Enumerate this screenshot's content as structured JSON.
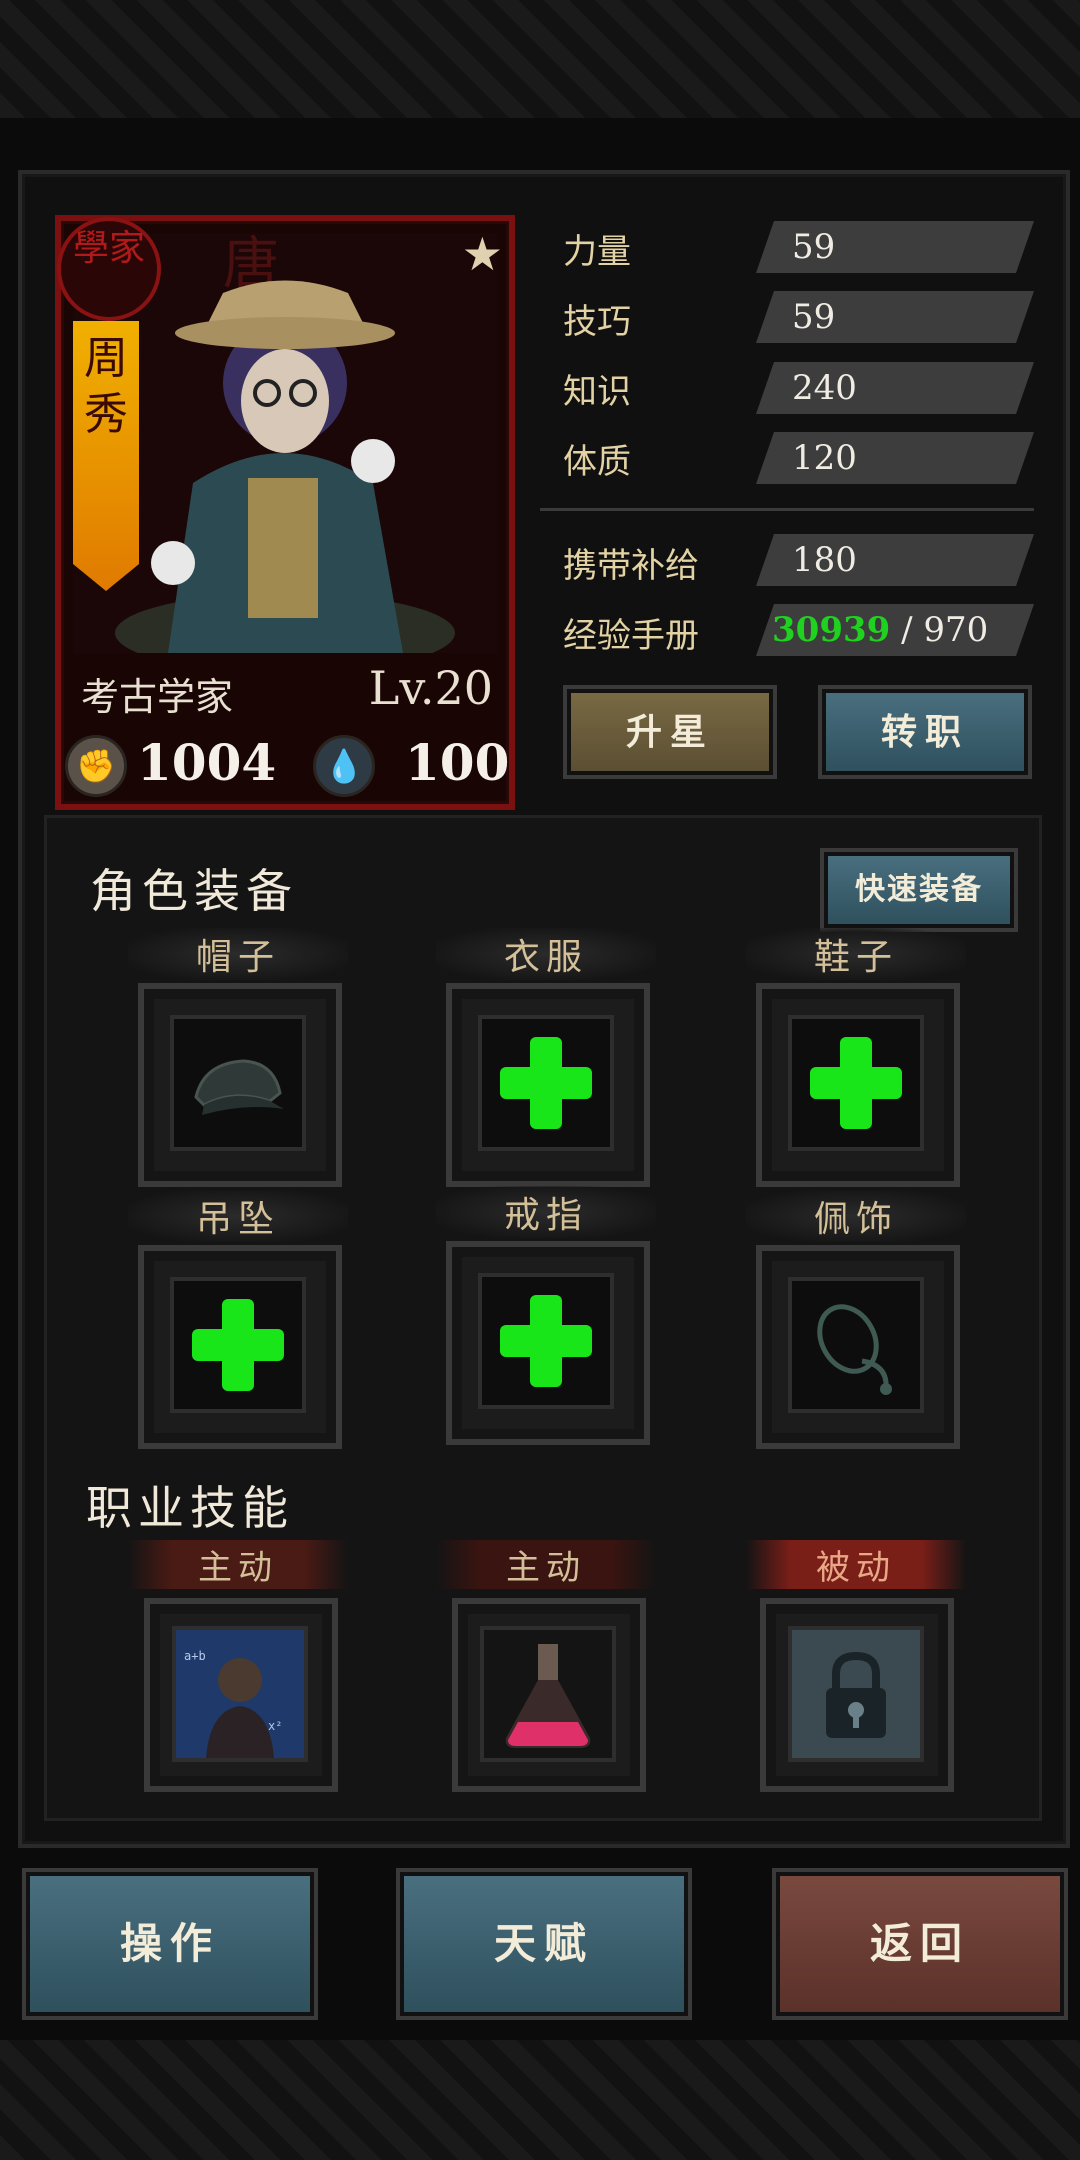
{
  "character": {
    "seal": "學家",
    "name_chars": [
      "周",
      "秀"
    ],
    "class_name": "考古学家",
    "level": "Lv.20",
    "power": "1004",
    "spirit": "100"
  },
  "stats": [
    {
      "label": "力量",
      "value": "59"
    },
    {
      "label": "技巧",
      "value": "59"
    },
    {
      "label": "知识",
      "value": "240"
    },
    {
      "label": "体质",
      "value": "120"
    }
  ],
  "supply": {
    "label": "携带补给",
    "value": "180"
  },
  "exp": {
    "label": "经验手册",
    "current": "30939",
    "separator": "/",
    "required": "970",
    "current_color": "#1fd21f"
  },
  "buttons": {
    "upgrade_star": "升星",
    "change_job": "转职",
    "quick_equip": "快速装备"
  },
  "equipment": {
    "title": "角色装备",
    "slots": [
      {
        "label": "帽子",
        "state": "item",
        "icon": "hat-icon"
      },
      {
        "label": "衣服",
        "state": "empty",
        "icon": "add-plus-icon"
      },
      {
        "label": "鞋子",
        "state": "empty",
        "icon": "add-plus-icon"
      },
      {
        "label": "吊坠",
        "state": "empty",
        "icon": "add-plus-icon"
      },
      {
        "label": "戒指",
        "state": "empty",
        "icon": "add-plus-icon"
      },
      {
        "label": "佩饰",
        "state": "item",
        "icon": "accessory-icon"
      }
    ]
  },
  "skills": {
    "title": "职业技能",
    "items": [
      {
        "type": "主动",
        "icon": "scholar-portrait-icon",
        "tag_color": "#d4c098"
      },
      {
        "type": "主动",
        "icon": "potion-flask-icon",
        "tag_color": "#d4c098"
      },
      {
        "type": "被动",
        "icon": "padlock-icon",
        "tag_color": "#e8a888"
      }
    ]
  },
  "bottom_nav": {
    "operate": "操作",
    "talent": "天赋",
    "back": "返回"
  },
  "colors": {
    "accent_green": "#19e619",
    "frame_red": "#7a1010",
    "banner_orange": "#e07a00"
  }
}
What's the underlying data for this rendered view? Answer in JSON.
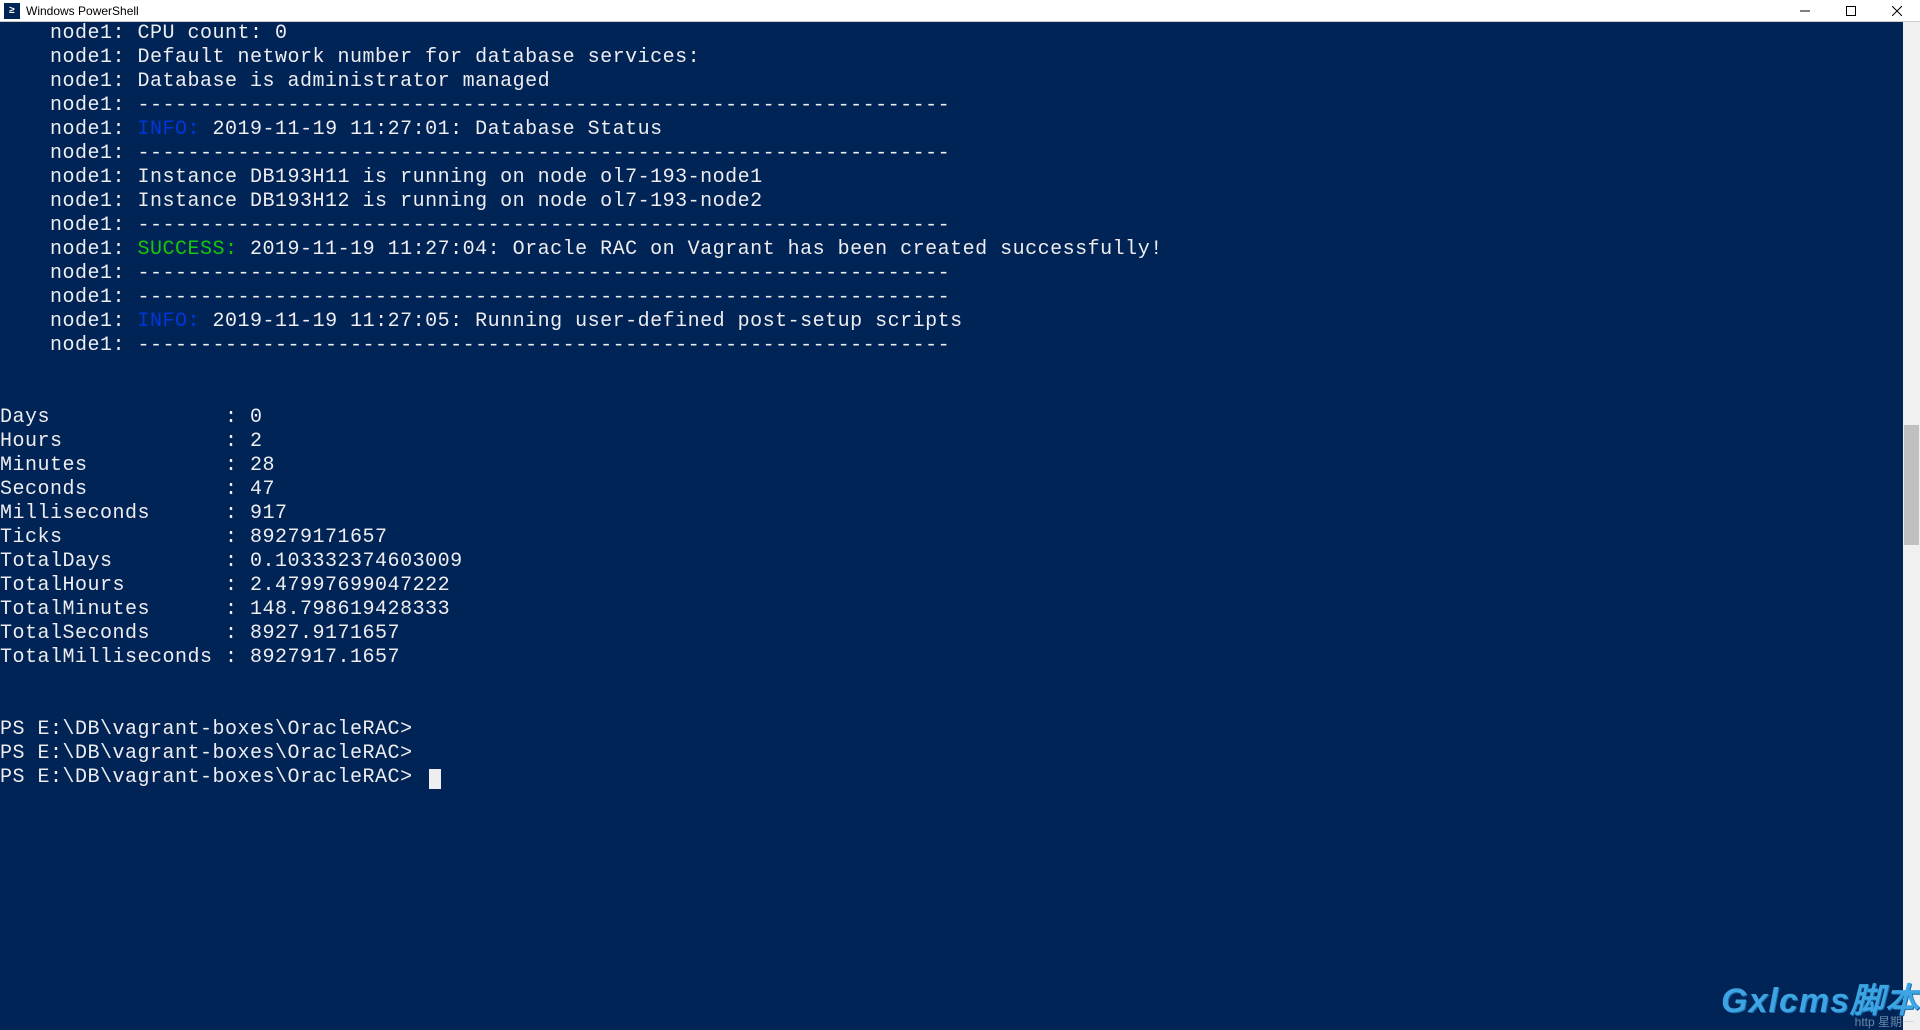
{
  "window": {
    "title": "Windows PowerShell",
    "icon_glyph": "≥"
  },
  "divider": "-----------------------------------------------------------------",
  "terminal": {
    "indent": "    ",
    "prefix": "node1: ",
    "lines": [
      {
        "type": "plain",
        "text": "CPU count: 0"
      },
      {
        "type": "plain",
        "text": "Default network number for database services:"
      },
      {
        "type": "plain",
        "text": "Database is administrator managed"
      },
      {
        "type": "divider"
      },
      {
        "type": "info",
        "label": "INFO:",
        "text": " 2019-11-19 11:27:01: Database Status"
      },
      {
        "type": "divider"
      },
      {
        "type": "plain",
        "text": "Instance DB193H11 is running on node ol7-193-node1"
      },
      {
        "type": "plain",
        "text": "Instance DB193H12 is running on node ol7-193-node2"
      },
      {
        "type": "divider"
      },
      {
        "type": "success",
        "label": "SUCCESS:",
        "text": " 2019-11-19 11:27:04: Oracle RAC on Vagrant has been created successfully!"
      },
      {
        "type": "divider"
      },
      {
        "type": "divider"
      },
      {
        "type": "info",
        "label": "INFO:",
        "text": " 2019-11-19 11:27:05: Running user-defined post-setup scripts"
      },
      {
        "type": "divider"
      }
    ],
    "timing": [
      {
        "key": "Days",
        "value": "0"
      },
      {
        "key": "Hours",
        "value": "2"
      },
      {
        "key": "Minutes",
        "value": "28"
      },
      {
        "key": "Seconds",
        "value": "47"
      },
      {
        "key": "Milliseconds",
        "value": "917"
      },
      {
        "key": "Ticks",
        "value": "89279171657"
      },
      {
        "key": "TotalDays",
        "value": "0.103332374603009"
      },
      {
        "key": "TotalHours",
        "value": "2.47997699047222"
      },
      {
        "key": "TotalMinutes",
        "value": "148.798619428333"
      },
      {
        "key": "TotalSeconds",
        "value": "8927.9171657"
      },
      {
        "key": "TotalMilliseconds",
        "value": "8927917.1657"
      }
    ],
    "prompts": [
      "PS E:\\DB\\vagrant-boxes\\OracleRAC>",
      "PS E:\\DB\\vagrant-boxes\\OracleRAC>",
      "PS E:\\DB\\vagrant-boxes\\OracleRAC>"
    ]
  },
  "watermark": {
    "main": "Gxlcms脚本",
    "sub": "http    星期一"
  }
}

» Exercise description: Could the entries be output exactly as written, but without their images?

» Answer section:
Enumerate this screenshot's content as structured JSON.
{
  "character": {
    "seal": "學家",
    "name_chars": [
      "周",
      "秀"
    ],
    "class_name": "考古学家",
    "level": "Lv.20",
    "power": "1004",
    "spirit": "100"
  },
  "stats": [
    {
      "label": "力量",
      "value": "59"
    },
    {
      "label": "技巧",
      "value": "59"
    },
    {
      "label": "知识",
      "value": "240"
    },
    {
      "label": "体质",
      "value": "120"
    }
  ],
  "supply": {
    "label": "携带补给",
    "value": "180"
  },
  "exp": {
    "label": "经验手册",
    "current": "30939",
    "separator": "/",
    "required": "970",
    "current_color": "#1fd21f"
  },
  "buttons": {
    "upgrade_star": "升星",
    "change_job": "转职",
    "quick_equip": "快速装备"
  },
  "equipment": {
    "title": "角色装备",
    "slots": [
      {
        "label": "帽子",
        "state": "item",
        "icon": "hat-icon"
      },
      {
        "label": "衣服",
        "state": "empty",
        "icon": "add-plus-icon"
      },
      {
        "label": "鞋子",
        "state": "empty",
        "icon": "add-plus-icon"
      },
      {
        "label": "吊坠",
        "state": "empty",
        "icon": "add-plus-icon"
      },
      {
        "label": "戒指",
        "state": "empty",
        "icon": "add-plus-icon"
      },
      {
        "label": "佩饰",
        "state": "item",
        "icon": "accessory-icon"
      }
    ]
  },
  "skills": {
    "title": "职业技能",
    "items": [
      {
        "type": "主动",
        "icon": "scholar-portrait-icon",
        "tag_color": "#d4c098"
      },
      {
        "type": "主动",
        "icon": "potion-flask-icon",
        "tag_color": "#d4c098"
      },
      {
        "type": "被动",
        "icon": "padlock-icon",
        "tag_color": "#e8a888"
      }
    ]
  },
  "bottom_nav": {
    "operate": "操作",
    "talent": "天赋",
    "back": "返回"
  },
  "colors": {
    "accent_green": "#19e619",
    "frame_red": "#7a1010",
    "banner_orange": "#e07a00"
  }
}
What's the underlying data for this rendered view? Answer in JSON.
{
  "window": {
    "title": "Windows PowerShell",
    "icon_glyph": "≥"
  },
  "divider": "-----------------------------------------------------------------",
  "terminal": {
    "indent": "    ",
    "prefix": "node1: ",
    "lines": [
      {
        "type": "plain",
        "text": "CPU count: 0"
      },
      {
        "type": "plain",
        "text": "Default network number for database services:"
      },
      {
        "type": "plain",
        "text": "Database is administrator managed"
      },
      {
        "type": "divider"
      },
      {
        "type": "info",
        "label": "INFO:",
        "text": " 2019-11-19 11:27:01: Database Status"
      },
      {
        "type": "divider"
      },
      {
        "type": "plain",
        "text": "Instance DB193H11 is running on node ol7-193-node1"
      },
      {
        "type": "plain",
        "text": "Instance DB193H12 is running on node ol7-193-node2"
      },
      {
        "type": "divider"
      },
      {
        "type": "success",
        "label": "SUCCESS:",
        "text": " 2019-11-19 11:27:04: Oracle RAC on Vagrant has been created successfully!"
      },
      {
        "type": "divider"
      },
      {
        "type": "divider"
      },
      {
        "type": "info",
        "label": "INFO:",
        "text": " 2019-11-19 11:27:05: Running user-defined post-setup scripts"
      },
      {
        "type": "divider"
      }
    ],
    "timing": [
      {
        "key": "Days",
        "value": "0"
      },
      {
        "key": "Hours",
        "value": "2"
      },
      {
        "key": "Minutes",
        "value": "28"
      },
      {
        "key": "Seconds",
        "value": "47"
      },
      {
        "key": "Milliseconds",
        "value": "917"
      },
      {
        "key": "Ticks",
        "value": "89279171657"
      },
      {
        "key": "TotalDays",
        "value": "0.103332374603009"
      },
      {
        "key": "TotalHours",
        "value": "2.47997699047222"
      },
      {
        "key": "TotalMinutes",
        "value": "148.798619428333"
      },
      {
        "key": "TotalSeconds",
        "value": "8927.9171657"
      },
      {
        "key": "TotalMilliseconds",
        "value": "8927917.1657"
      }
    ],
    "prompts": [
      "PS E:\\DB\\vagrant-boxes\\OracleRAC>",
      "PS E:\\DB\\vagrant-boxes\\OracleRAC>",
      "PS E:\\DB\\vagrant-boxes\\OracleRAC>"
    ]
  },
  "watermark": {
    "main": "Gxlcms脚本",
    "sub": "http    星期一"
  }
}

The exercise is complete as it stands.